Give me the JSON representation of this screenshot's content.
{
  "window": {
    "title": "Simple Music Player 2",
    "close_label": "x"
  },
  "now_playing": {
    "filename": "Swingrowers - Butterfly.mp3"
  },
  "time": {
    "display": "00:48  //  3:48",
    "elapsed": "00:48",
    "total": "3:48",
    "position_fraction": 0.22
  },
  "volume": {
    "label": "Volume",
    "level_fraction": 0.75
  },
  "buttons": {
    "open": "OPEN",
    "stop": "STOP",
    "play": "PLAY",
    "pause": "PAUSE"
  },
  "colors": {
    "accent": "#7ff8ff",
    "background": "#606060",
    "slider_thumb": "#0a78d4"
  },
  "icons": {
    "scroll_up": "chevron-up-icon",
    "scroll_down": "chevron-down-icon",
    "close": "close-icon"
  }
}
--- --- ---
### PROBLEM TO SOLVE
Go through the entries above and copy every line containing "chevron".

### EXERCISE RESULT
    "scroll_up": "chevron-up-icon",
    "scroll_down": "chevron-down-icon",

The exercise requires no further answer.